Whether we like it or not, we all participate in a political process that influences the direction, focus, and success of weed management efforts in Colorado and the West. The important question for each of us to answer is whether or not we, as scientists, educators, land managers, and policy-makers, utilize this opportunity as efectively as we can to advance our common weed management goals and objectives. This presentation focusses on the wide array of tools available to us that can be used to positively affect the political process.
The political process is the process by which multiple stakeholders with seemingly different views or perspectives interact to influence the decisions and choices of our society. Throughout this process science, education, and action are important tools utilized to advance weed management objectives. Science provides objecive data to inform policy-makers and provides a foundation for decisions and choices among many management alternatives. Without objective quantification of the impacts of noxious weed species upon a variety of natural resources and industries, it is very difficult to argue for the management of one species or another.
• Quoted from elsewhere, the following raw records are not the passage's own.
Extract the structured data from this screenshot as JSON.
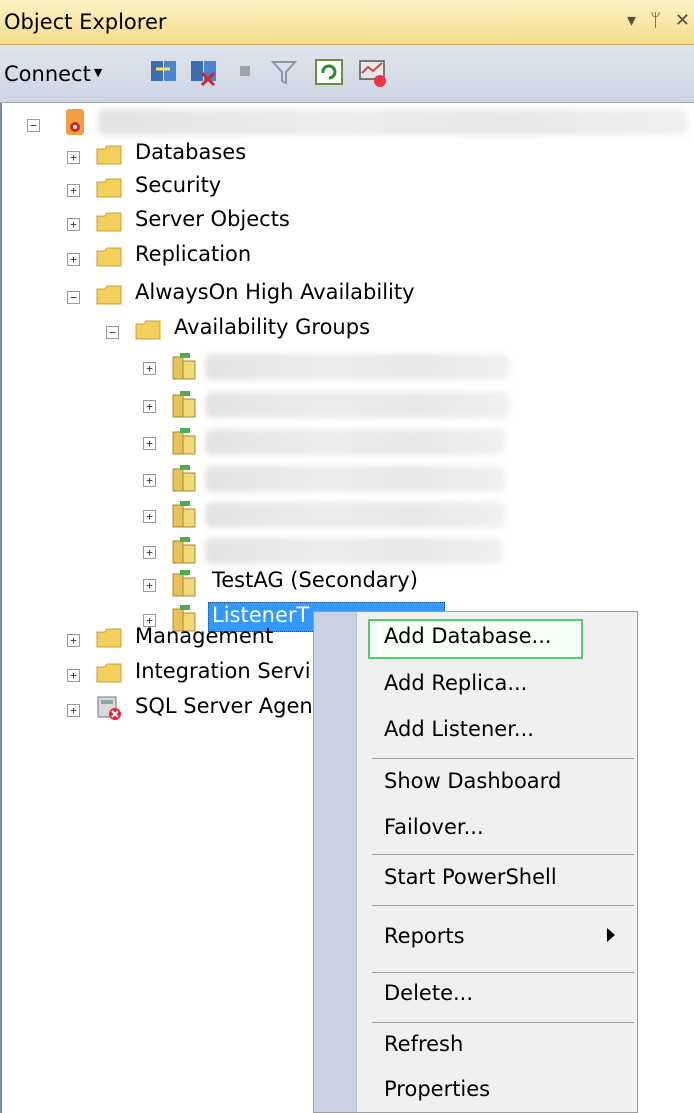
{
  "window": {
    "title": "Object Explorer",
    "controls": [
      "▾",
      "ꟷ",
      "×"
    ]
  },
  "toolbar": {
    "connect_label": "Connect",
    "icons": [
      "connect-object-explorer-icon",
      "disconnect-icon",
      "stop-icon",
      "filter-icon",
      "refresh-icon",
      "activity-monitor-icon"
    ]
  },
  "tree": {
    "server_label": "",
    "items": {
      "databases": "Databases",
      "security": "Security",
      "server_objects": "Server Objects",
      "replication": "Replication",
      "alwayson": "AlwaysOn High Availability",
      "availability_groups": "Availability Groups",
      "testag": "TestAG (Secondary)",
      "listener": "ListenerT",
      "management": "Management",
      "integration": "Integration Servi",
      "sql_agent": "SQL Server Agen"
    }
  },
  "context_menu": {
    "add_database": "Add Database...",
    "add_replica": "Add Replica...",
    "add_listener": "Add Listener...",
    "show_dashboard": "Show Dashboard",
    "failover": "Failover...",
    "start_powershell": "Start PowerShell",
    "reports": "Reports",
    "delete": "Delete...",
    "refresh": "Refresh",
    "properties": "Properties"
  },
  "colors": {
    "highlight_box": "#4fcf6b",
    "selection": "#3399ff",
    "folder": "#f3cf5b"
  }
}
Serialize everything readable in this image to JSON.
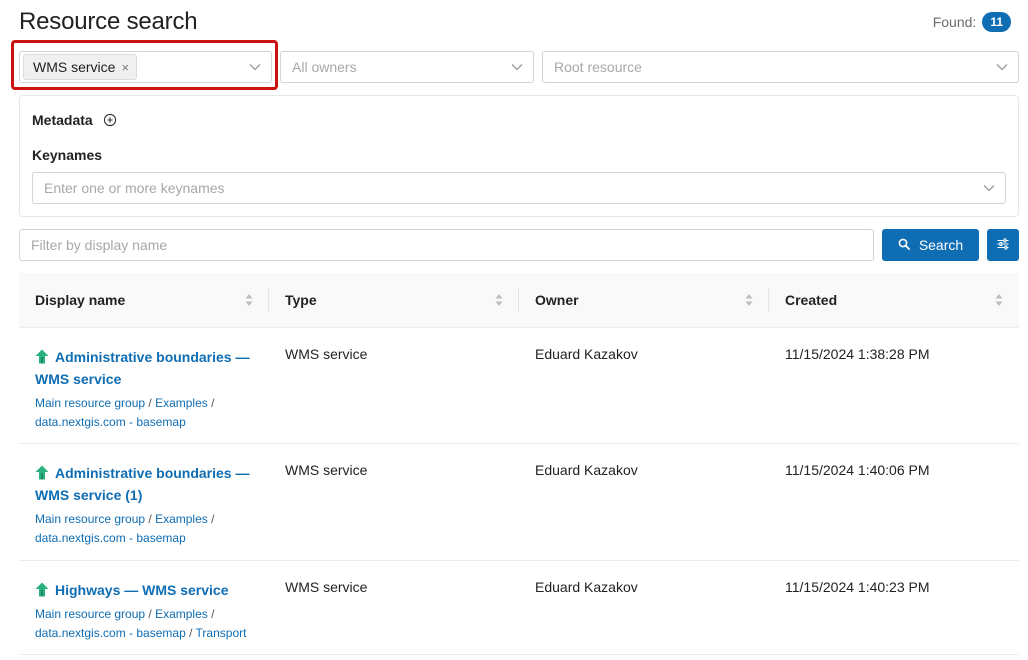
{
  "header": {
    "title": "Resource search",
    "found_label": "Found:",
    "found_count": "11"
  },
  "filters": {
    "type_tag": "WMS service",
    "type_tag_remove": "×",
    "owners_placeholder": "All owners",
    "root_placeholder": "Root resource"
  },
  "metadata": {
    "title": "Metadata",
    "keynames_label": "Keynames",
    "keynames_placeholder": "Enter one or more keynames"
  },
  "search": {
    "filter_placeholder": "Filter by display name",
    "button_label": "Search"
  },
  "table": {
    "columns": [
      "Display name",
      "Type",
      "Owner",
      "Created"
    ],
    "rows": [
      {
        "name_line1": "Administrative boundaries —",
        "name_line2": "WMS service",
        "path": [
          "Main resource group",
          "Examples",
          "data.nextgis.com - basemap"
        ],
        "type": "WMS service",
        "owner": "Eduard Kazakov",
        "created": "11/15/2024 1:38:28 PM"
      },
      {
        "name_line1": "Administrative boundaries —",
        "name_line2": "WMS service (1)",
        "path": [
          "Main resource group",
          "Examples",
          "data.nextgis.com - basemap"
        ],
        "type": "WMS service",
        "owner": "Eduard Kazakov",
        "created": "11/15/2024 1:40:06 PM"
      },
      {
        "name_line1": "Highways — WMS service",
        "name_line2": "",
        "path": [
          "Main resource group",
          "Examples",
          "data.nextgis.com - basemap",
          "Transport"
        ],
        "type": "WMS service",
        "owner": "Eduard Kazakov",
        "created": "11/15/2024 1:40:23 PM"
      }
    ]
  },
  "colors": {
    "accent": "#0f6db3",
    "highlight": "#cc1111",
    "resource_icon": "#2bb07f"
  },
  "icons": {
    "resource": "wms-service-icon",
    "search": "search-icon",
    "settings": "sliders-icon",
    "sort": "sort-icon",
    "add": "plus-circle-icon",
    "chevron": "chevron-down-icon"
  }
}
Educattion, as a form of communication, can expand stakeholder views and perspectives regarding proposed policies and actions, balance policy-makers' knowledge about a particular subject or choice, and influence a wide variety of stakeholders' thinking about the need for adquate weed management efforts. Action has been successfully utilized in the political process to galvanize support for a particular decision, demonstrate the effectiveness and success of a proposed project, prod decison-makers to accelerate the political process and determine a course of action, and force a reprioritization of issues that vie for resources and policy-makers' attention.
Science, education, and action describe a series of tools (not necessarily used in a chronological fashion) that influence the political process of weed management. This conference is part of the political process to determine the fate of Russian olive and salt cedar in Colorado and the West. Each conference participant should consider how to utilize the diverse array of tools available to them through science, education, and action to enhance his/her program, assist the programs of other participants, and advance our common weed management objectives.